**Task brief:** The answer should consist of each line from the data below that includes "Missing".

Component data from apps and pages
※ ※ ※

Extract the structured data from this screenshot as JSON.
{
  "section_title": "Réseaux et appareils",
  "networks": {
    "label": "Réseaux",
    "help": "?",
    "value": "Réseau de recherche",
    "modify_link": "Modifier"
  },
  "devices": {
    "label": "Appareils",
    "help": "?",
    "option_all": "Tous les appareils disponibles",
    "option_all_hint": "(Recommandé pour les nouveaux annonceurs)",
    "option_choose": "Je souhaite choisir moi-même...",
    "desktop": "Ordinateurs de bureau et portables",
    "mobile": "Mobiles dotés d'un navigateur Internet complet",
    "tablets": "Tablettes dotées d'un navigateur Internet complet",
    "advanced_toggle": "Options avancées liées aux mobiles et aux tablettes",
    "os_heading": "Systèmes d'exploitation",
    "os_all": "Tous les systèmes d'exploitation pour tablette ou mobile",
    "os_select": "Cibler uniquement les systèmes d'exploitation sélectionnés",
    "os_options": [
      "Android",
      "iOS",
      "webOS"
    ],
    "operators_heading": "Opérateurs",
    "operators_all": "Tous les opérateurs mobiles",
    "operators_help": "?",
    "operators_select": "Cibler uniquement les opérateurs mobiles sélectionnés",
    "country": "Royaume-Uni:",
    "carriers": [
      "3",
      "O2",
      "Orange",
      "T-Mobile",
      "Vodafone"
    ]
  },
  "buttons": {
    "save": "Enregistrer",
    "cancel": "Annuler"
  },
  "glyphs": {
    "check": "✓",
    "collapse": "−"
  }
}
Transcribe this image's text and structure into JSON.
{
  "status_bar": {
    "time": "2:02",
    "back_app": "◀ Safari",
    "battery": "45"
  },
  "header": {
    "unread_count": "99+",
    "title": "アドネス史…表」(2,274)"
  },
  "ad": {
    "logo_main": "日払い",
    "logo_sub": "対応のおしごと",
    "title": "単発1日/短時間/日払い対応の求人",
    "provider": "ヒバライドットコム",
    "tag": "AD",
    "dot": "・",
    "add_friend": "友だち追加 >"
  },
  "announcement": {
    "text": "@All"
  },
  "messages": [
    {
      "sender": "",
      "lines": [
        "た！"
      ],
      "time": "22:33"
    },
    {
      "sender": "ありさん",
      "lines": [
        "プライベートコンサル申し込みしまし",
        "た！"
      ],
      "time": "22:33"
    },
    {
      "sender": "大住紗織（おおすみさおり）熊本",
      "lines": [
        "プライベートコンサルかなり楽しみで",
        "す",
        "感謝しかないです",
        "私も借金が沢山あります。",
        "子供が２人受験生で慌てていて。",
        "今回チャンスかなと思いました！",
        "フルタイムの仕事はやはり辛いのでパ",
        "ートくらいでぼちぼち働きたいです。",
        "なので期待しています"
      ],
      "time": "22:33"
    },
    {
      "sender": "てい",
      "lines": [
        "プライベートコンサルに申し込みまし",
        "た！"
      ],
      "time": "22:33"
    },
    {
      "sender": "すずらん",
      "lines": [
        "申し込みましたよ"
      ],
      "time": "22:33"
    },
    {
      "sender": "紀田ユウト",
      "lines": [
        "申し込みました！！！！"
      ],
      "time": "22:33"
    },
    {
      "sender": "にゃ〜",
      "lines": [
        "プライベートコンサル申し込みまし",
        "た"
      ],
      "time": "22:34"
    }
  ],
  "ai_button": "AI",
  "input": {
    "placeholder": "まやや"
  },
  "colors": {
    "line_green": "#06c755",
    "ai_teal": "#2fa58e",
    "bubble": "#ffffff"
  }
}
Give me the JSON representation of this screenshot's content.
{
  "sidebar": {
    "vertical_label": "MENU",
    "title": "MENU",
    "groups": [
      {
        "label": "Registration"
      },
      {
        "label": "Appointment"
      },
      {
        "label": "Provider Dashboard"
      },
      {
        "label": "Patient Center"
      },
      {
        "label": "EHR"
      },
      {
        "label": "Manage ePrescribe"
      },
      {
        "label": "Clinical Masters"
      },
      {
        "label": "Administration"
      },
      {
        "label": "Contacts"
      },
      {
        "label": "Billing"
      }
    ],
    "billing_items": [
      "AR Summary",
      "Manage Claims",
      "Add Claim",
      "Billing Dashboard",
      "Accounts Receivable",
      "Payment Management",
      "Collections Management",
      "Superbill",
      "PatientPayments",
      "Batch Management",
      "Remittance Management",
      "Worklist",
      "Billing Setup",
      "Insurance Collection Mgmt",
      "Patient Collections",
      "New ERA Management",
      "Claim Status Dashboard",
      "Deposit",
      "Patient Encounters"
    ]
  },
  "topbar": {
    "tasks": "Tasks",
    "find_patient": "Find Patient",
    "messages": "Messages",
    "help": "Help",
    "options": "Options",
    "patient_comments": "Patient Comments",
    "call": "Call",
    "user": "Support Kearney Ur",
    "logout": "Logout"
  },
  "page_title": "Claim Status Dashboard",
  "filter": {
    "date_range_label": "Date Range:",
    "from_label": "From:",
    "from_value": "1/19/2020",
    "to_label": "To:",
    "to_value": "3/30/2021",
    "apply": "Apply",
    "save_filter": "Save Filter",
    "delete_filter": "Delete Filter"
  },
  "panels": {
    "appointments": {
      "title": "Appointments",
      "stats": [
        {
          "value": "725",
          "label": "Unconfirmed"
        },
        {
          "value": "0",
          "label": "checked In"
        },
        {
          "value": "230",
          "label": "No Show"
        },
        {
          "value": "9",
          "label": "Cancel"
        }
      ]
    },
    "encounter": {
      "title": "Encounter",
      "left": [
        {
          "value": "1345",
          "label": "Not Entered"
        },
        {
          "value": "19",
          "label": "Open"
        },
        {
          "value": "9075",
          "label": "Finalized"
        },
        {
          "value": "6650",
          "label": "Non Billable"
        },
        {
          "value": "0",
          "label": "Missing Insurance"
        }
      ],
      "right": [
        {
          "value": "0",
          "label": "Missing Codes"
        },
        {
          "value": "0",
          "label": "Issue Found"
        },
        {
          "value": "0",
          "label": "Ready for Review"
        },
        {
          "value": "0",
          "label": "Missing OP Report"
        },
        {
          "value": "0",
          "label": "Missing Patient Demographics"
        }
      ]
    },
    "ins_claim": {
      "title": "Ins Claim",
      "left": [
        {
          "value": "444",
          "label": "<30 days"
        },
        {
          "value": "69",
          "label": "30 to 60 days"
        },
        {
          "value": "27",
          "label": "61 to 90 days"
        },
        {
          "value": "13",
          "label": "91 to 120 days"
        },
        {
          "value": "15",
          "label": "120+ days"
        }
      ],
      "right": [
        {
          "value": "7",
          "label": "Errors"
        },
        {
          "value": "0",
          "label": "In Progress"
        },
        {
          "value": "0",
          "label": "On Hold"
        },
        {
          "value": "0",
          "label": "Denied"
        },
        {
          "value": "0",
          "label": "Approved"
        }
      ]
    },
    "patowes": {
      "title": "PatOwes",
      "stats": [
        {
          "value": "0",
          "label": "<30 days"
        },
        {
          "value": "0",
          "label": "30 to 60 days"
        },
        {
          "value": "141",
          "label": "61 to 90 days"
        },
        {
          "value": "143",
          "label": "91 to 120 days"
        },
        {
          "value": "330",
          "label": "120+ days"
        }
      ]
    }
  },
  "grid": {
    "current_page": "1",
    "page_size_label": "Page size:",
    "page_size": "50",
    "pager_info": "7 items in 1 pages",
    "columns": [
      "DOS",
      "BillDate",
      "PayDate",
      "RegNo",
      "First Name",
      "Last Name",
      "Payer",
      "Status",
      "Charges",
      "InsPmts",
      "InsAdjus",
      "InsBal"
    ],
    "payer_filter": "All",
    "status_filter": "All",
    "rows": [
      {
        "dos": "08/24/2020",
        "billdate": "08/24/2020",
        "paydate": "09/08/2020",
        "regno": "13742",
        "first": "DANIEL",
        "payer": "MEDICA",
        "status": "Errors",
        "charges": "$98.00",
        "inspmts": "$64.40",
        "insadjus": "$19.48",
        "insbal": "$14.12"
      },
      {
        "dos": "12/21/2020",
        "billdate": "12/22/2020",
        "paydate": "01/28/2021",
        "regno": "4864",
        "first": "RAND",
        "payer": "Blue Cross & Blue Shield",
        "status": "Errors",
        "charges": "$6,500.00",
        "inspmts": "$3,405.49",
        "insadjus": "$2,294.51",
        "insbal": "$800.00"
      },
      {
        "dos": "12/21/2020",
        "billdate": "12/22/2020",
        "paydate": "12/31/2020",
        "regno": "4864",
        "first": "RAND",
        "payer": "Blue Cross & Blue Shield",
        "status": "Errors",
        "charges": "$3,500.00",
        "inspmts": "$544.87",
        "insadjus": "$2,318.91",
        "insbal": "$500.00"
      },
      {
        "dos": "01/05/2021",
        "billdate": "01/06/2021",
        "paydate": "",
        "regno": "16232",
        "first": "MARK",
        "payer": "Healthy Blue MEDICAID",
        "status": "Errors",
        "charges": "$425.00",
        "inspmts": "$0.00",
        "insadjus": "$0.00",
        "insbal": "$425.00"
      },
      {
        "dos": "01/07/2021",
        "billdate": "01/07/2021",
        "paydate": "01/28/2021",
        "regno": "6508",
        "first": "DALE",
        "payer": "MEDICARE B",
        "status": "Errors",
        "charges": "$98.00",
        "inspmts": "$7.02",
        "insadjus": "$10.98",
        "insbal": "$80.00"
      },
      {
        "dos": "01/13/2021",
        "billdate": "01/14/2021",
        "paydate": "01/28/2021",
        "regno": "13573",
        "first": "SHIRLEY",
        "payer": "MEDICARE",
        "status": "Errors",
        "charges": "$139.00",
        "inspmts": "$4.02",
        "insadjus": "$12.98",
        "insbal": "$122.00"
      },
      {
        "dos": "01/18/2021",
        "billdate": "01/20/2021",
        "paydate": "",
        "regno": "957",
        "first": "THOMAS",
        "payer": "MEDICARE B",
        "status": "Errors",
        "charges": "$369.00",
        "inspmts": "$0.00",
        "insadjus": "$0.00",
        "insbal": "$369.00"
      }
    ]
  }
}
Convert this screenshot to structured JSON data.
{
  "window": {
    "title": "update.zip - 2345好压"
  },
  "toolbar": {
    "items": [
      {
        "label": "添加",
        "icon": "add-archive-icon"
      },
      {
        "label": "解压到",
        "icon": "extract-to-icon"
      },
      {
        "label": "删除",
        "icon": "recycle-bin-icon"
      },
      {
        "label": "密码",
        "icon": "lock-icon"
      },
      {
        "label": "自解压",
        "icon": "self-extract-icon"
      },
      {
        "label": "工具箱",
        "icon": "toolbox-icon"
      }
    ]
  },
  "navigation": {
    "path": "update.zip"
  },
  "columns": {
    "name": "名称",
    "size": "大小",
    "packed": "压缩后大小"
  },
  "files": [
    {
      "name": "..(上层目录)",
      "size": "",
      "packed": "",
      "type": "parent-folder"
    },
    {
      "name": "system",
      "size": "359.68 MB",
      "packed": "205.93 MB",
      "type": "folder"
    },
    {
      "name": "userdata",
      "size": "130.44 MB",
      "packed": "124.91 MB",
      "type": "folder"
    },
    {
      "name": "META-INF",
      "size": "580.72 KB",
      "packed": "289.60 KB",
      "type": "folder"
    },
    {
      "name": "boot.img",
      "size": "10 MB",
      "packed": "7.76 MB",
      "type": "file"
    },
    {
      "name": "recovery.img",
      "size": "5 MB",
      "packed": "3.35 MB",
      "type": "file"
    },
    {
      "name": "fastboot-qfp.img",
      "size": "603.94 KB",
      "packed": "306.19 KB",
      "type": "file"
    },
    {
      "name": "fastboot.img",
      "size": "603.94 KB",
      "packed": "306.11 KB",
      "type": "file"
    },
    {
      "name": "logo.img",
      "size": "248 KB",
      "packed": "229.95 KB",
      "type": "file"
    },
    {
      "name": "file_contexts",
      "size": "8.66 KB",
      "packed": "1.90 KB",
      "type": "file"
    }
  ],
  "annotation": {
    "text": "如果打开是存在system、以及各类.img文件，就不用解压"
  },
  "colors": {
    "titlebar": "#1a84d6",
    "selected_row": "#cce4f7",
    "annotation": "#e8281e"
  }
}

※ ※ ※

**Response area:**
          "label": "Missing Insurance"
          "label": "Missing Codes"
          "label": "Missing OP Report"
          "label": "Missing Patient Demographics"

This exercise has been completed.